Monday, October 24, 2011

Must Read: Major New Marcellus Drinking Water Impacts Study Released

A study done by researchers at Penn State University for the Center for Rural Pennsylvania sampled 233 water wells in 20 counties for impacts from gas drilling.   What are its findings?

In the Marcellus wars, it probably will be spun in both directions.  To avoid spinning, I will quote key sections from the Executive Summary.

"In this study, statistical analyses of post-drilling versus pre-drilling water chemistry did not suggest major influences from gas drilling or hydrofracturing (fracking) on nearby water wells, when considering changes in potential pollutants that are most prominent in drilling waste fluids." (Page 4)

Unlike the Duke Study, the PSU study found no correlation between distance from drilling and methane contamination of water wells. "When comparing dissolved methane concentrations in the 48 water wells that were sampled both before and after drilling...the research found no statistically significant increases in methane levels after drilling and no significant correlation to distance from drilling."  (Page 4). 

I suspect the different outcomes between the Duke and PSU studies may have a lot to do with the county location of wells.  Duke conducted its analysis in the few counties where confirmed gas migration cases are concentrated.  PSU's study used water wells in 20 counties.

The researchers further state, "The research found that bromide levels in some water wells increased after the drilling and/or fracking.
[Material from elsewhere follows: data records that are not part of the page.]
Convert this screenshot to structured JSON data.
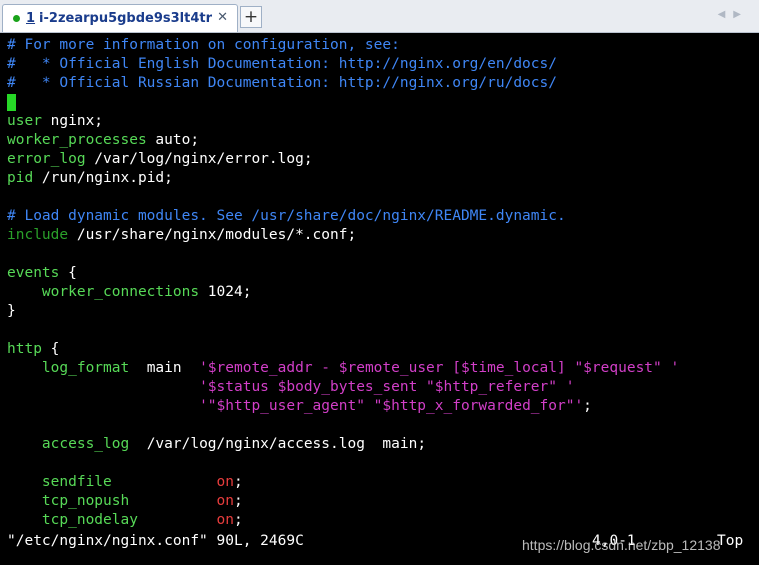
{
  "tab": {
    "number": "1",
    "title": "i-2zearpu5gbde9s3lt4tr",
    "close": "✕",
    "add": "+",
    "nav": "◀▶"
  },
  "colors": {
    "comment": "#3f86f5",
    "directive": "#57d957",
    "string": "#d23fc8",
    "on_value": "#e83d3d",
    "cursor": "#27d827",
    "background": "#000000"
  },
  "lines": {
    "l0": "# For more information on configuration, see:",
    "l1": "#   * Official English Documentation: http://nginx.org/en/docs/",
    "l2": "#   * Official Russian Documentation: http://nginx.org/ru/docs/",
    "l4_key": "user",
    "l4_val": " nginx;",
    "l5_key": "worker_processes",
    "l5_val": " auto;",
    "l6_key": "error_log",
    "l6_val": " /var/log/nginx/error.log;",
    "l7_key": "pid",
    "l7_val": " /run/nginx.pid;",
    "l9": "# Load dynamic modules. See /usr/share/doc/nginx/README.dynamic.",
    "l10_key": "include",
    "l10_val": " /usr/share/nginx/modules/*.conf;",
    "l12_key": "events",
    "l12_val": " {",
    "l13_indent": "    ",
    "l13_key": "worker_connections",
    "l13_val": " 1024;",
    "l14": "}",
    "l16_key": "http",
    "l16_val": " {",
    "l17_indent": "    ",
    "l17_key": "log_format",
    "l17_mid": "  main  ",
    "l17_str": "'$remote_addr - $remote_user [$time_local] \"$request\" '",
    "l18_indent": "                      ",
    "l18_str": "'$status $body_bytes_sent \"$http_referer\" '",
    "l19_indent": "                      ",
    "l19_str": "'\"$http_user_agent\" \"$http_x_forwarded_for\"'",
    "l19_end": ";",
    "l21_indent": "    ",
    "l21_key": "access_log",
    "l21_val": "  /var/log/nginx/access.log  main;",
    "l23_indent": "    ",
    "l23_key": "sendfile",
    "l23_pad": "            ",
    "l23_on": "on",
    "l23_end": ";",
    "l24_indent": "    ",
    "l24_key": "tcp_nopush",
    "l24_pad": "          ",
    "l24_on": "on",
    "l24_end": ";",
    "l25_indent": "    ",
    "l25_key": "tcp_nodelay",
    "l25_pad": "         ",
    "l25_on": "on",
    "l25_end": ";"
  },
  "status": {
    "file": "\"/etc/nginx/nginx.conf\" 90L, 2469C",
    "position": "4,0-1",
    "scroll": "Top"
  },
  "watermark": "https://blog.csdn.net/zbp_12138"
}
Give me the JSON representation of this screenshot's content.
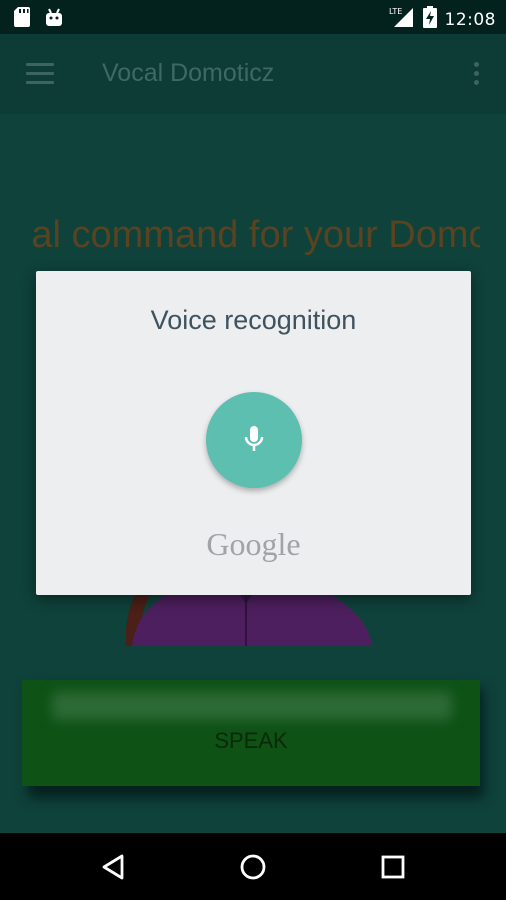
{
  "status_bar": {
    "time": "12:08",
    "network_label": "LTE",
    "icons": [
      "sd-card-icon",
      "android-icon",
      "lte-signal-icon",
      "battery-charging-icon"
    ]
  },
  "app_bar": {
    "title": "Vocal Domoticz",
    "icons": [
      "menu-icon",
      "overflow-icon"
    ]
  },
  "main": {
    "headline": "Vocal command for your Domoticz",
    "speak_label": "SPEAK"
  },
  "dialog": {
    "title": "Voice recognition",
    "mic_icon": "microphone-icon",
    "brand": "Google"
  },
  "nav_bar": {
    "icons": [
      "back-icon",
      "home-icon",
      "recents-icon"
    ]
  },
  "colors": {
    "mic_button": "#5cbfb0",
    "dialog_background": "#eceef0",
    "speak_button": "#0e5216",
    "headline_text": "#5a4320",
    "status_bar": "#03211d",
    "app_bar": "#0d3b36",
    "content_background": "#0f423b"
  }
}
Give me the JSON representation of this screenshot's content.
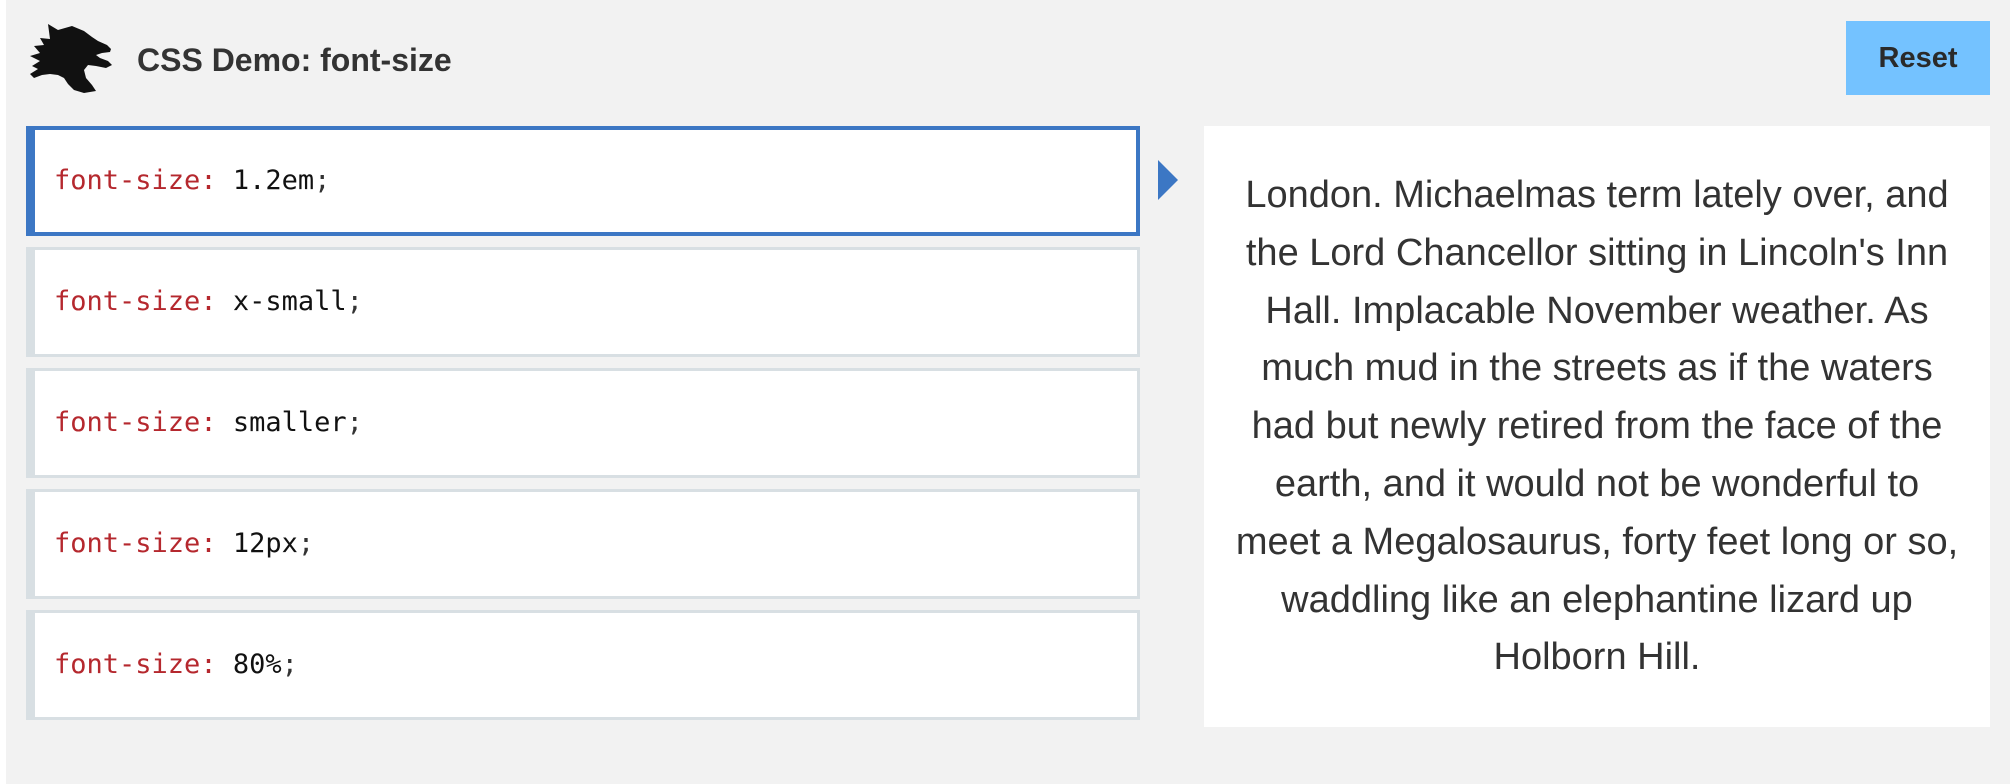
{
  "header": {
    "title": "CSS Demo: font-size",
    "reset_label": "Reset",
    "logo_icon": "dinosaur-logo-icon"
  },
  "options": [
    {
      "property": "font-size",
      "value": "1.2em",
      "selected": true
    },
    {
      "property": "font-size",
      "value": "x-small",
      "selected": false
    },
    {
      "property": "font-size",
      "value": "smaller",
      "selected": false
    },
    {
      "property": "font-size",
      "value": "12px",
      "selected": false
    },
    {
      "property": "font-size",
      "value": "80%",
      "selected": false
    }
  ],
  "output": {
    "text": "London. Michaelmas term lately over, and the Lord Chancellor sitting in Lincoln's Inn Hall. Implacable November weather. As much mud in the streets as if the waters had but newly retired from the face of the earth, and it would not be wonderful to meet a Megalosaurus, forty feet long or so, waddling like an elephantine lizard up Holborn Hill."
  },
  "colors": {
    "accent": "#3c77c4",
    "reset_button": "#74c2ff",
    "property_text": "#b5282e",
    "background": "#f2f2f2"
  }
}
These increases may suggest more subtle impacts to groundwater and the need for more research. Bromide increases appeared to be mostly related to the drilling process. A small number of water wells also appeared to be affected by the disturbances due to drilling as evidence by sediment and/or metals increases that were noticeable to the water supply owner and confirmed by water testing results.  Increased bromide concentrations in water wells along with sporadic sediment and metals increases were observed within 3,000 feet of Marcellus gas well sites in this study." (Page 4). See further discussion at pages 16 to 19.

The researchers speculate the source of the bromide may be drilling muds used in the drilling phase and kept at well pads.  The researchers call for more research on this issue.  Whatever the source, stopping it should be the top priority.
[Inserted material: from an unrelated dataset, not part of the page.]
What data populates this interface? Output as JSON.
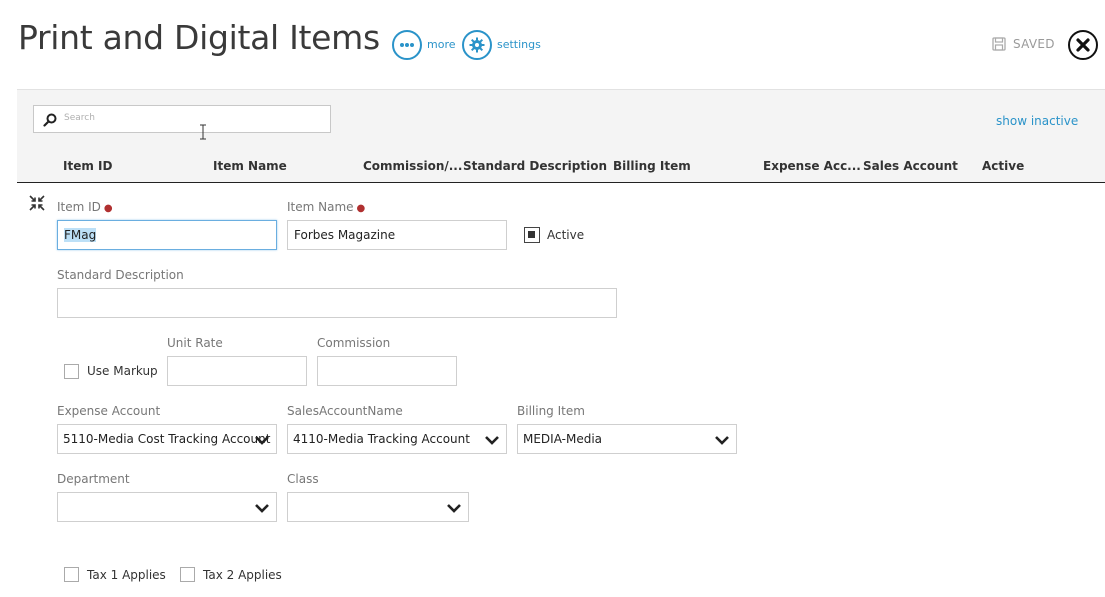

The researchers also found that 40% of the water wells tested prior to drilling "failed at least one Safe Drinking Water Act water quality standard, most frequently for coliform bacteria, turbidity, and manganese..."  The researchers also found methane in 20% of the pre-drilling water wells, "although levels were generally far below any advisory levels."

The Center for Rural Pennsylvania is an agency of the Pennsylvania General Assembly.  I recommend reading the report.


  1. I hope this isn't Marcellus brine!!

    DEP is proposing an amendment to its residual waste permit that directly impacts and has grown out of the gas drilling industry.
    The amendment, under Permit # WMGR064, which governs the use of residual waste, is proposing the authorization of the use of natural gas well brine for roadway pre-wetting, anti-icing, and roadway de-icing. DEP is also proposing a renewal of Permit WMGR065 and make major modications to the permit to authorize the use of well brine for dust suppressant and stabilizer for unpaved secondary roadways.

    DEP is accepting public comment concerning these proposals. Concerned citizens may submit comments to Scott Walters, Chief, General Permits, Div of Municipal and Residual Waste, Bureau of Waste Management, PO Box 8472, Harrisburg, PA 17105. Comments may recommend revisions to and approval or denial of the proposed amendment and renewal. Comments are due by Nov 16th 2011.

  2. Sol: Why do you hope it isn't Marcellus brine? Do you have a solid handle on the chemical difference between Marcellus brine and the normal salt that is used for de-icing? You might be surprised.

  3. Marcellus brine contains flowback chemicals and radioactivity that John Hanger's DEP worked diligently to keep from being discharged into our rivers to be served up as drinking water downstream.

    I find this akin to scraping all the old lead paint from the house and putting it in the kids sandbox for them to play in.

    What difference whether it's dumped directly in the rivers or applied to the roads to run off with the rain into the rivers.